• TRY IT: Take every line from the material that has the word "value" in it.

○ ○ ○ ○ ○ ○ ○

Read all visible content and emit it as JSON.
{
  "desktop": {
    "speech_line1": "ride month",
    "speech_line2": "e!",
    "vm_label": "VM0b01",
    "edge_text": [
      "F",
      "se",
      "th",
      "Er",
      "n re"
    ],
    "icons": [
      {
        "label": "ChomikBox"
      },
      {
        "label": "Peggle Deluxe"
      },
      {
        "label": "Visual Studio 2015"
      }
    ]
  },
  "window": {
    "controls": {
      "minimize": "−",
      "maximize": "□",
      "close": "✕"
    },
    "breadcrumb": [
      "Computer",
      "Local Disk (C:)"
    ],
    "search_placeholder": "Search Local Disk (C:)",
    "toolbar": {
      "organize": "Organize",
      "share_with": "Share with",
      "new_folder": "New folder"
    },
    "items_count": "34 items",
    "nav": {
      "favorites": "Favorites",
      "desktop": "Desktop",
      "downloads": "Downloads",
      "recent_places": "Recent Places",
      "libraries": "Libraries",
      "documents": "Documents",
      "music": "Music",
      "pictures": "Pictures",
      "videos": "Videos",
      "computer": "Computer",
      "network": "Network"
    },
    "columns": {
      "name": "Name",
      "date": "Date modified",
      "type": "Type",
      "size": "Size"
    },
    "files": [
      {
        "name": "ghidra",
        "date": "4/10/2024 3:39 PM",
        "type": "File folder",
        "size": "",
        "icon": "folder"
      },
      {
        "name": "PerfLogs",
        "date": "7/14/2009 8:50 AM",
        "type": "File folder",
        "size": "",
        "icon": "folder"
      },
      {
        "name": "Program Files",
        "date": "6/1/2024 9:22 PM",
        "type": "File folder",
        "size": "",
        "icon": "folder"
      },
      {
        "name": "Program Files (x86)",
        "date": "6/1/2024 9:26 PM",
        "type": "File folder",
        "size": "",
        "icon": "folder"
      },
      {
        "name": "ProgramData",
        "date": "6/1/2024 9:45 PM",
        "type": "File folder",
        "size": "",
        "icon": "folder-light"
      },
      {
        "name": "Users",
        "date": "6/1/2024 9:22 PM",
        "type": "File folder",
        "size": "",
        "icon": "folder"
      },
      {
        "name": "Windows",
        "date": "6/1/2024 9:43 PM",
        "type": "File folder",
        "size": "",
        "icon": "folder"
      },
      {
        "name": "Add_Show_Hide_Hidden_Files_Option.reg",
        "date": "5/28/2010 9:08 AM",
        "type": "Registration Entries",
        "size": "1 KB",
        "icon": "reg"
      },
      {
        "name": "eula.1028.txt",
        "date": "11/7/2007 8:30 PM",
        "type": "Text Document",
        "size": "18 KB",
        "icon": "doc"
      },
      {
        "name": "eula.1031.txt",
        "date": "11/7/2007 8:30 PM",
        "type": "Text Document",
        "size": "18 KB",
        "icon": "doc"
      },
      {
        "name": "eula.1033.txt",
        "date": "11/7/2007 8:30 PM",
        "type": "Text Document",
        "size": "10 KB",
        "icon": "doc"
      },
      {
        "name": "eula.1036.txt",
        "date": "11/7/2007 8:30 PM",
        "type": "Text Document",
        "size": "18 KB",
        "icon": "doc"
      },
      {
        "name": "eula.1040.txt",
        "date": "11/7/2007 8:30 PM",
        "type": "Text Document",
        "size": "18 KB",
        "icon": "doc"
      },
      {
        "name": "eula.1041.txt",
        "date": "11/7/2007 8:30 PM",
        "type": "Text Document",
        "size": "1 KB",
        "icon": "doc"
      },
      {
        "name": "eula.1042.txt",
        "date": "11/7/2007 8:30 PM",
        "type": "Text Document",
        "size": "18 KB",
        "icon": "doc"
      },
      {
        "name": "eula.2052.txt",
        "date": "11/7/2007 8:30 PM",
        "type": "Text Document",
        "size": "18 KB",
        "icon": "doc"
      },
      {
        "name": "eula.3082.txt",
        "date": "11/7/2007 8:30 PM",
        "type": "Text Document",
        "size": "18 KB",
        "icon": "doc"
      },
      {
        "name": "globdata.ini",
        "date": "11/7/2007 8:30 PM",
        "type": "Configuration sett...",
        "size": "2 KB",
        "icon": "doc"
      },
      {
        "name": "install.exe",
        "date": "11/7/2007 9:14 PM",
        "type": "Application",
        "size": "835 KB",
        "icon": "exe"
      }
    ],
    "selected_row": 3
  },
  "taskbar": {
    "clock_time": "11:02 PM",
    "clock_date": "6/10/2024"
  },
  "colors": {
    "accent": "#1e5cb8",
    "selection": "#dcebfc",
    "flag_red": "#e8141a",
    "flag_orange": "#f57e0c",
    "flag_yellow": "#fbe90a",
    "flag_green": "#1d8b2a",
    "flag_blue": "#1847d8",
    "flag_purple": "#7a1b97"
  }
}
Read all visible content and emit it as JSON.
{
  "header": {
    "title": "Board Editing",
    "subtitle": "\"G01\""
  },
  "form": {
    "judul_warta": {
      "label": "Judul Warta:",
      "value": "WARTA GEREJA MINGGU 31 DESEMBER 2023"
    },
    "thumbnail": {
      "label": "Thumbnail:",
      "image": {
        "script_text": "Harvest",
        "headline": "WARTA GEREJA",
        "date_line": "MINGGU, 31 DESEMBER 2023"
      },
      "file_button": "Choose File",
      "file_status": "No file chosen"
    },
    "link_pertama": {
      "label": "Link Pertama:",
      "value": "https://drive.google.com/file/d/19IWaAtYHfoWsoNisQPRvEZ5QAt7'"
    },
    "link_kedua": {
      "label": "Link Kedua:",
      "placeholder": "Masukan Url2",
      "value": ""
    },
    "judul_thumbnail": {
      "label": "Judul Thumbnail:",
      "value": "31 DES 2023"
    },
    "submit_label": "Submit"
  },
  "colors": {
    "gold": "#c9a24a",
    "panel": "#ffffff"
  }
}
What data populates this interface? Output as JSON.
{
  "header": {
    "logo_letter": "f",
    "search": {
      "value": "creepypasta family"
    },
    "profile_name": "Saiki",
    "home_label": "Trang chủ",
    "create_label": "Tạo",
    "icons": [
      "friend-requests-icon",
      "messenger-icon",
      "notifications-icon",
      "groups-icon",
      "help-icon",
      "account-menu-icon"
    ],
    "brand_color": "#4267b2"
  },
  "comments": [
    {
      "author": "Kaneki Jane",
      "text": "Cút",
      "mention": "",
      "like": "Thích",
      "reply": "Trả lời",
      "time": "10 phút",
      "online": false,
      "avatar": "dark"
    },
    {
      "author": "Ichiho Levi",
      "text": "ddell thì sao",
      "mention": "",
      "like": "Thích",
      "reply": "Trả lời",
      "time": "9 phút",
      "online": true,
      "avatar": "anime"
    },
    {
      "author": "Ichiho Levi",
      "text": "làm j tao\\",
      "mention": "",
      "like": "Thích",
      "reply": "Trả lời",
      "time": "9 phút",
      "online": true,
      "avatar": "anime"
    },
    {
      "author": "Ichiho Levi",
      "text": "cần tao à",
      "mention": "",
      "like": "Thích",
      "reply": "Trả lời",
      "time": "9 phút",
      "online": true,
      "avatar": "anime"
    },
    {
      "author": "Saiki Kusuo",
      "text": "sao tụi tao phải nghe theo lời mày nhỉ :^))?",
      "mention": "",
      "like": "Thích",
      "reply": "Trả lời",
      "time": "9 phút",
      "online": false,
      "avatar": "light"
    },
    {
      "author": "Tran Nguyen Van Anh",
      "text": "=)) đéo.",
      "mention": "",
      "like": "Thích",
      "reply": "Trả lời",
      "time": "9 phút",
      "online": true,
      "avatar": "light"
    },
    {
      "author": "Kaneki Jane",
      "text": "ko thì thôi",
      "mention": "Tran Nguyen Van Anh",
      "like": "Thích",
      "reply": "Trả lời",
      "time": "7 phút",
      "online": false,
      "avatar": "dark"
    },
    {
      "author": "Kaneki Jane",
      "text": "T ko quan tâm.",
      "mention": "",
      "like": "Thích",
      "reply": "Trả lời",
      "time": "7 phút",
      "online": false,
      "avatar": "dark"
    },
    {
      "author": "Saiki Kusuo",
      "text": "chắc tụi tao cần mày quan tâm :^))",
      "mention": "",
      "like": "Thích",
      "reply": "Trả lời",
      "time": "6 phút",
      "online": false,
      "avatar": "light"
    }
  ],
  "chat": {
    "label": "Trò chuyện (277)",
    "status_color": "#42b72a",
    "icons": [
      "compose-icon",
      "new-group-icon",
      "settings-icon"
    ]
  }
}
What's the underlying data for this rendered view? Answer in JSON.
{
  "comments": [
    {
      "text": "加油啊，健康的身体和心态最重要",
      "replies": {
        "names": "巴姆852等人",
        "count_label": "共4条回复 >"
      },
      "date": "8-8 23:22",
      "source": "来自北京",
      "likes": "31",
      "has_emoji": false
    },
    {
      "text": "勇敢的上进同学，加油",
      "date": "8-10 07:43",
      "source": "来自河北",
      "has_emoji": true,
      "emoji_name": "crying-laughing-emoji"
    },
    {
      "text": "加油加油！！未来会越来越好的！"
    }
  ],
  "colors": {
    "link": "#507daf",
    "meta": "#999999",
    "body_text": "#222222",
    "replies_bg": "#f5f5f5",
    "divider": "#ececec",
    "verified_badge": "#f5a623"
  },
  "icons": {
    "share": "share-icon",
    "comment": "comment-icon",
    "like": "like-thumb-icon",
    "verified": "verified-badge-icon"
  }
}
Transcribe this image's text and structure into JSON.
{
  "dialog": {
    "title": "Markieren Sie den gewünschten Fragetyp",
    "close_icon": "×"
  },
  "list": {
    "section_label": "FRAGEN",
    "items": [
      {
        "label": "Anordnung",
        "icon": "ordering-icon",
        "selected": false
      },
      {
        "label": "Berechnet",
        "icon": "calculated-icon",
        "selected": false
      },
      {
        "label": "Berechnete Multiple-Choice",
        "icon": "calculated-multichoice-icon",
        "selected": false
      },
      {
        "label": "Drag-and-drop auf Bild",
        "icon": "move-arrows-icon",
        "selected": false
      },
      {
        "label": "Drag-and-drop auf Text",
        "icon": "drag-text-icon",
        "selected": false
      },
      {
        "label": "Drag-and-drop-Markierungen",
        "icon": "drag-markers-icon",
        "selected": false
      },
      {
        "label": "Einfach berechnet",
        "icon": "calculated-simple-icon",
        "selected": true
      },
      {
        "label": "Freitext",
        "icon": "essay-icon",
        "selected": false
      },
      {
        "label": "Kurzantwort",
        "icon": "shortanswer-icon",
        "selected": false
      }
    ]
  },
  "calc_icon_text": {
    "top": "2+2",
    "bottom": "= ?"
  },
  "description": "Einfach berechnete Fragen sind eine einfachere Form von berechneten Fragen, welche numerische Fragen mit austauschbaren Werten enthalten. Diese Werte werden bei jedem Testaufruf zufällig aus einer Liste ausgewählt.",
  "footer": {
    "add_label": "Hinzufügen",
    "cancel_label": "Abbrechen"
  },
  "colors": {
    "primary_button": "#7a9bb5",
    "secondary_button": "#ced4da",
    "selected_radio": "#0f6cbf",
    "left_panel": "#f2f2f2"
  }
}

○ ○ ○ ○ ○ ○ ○

• OUTPUT OF THE TASK:
      "value": "WARTA GEREJA MINGGU 31 DESEMBER 2023"
      "value": "https://drive.google.com/file/d/19IWaAtYHfoWsoNisQPRvEZ5QAt7'"
      "value": ""
      "value": "31 DES 2023"
      "value": "creepypasta family"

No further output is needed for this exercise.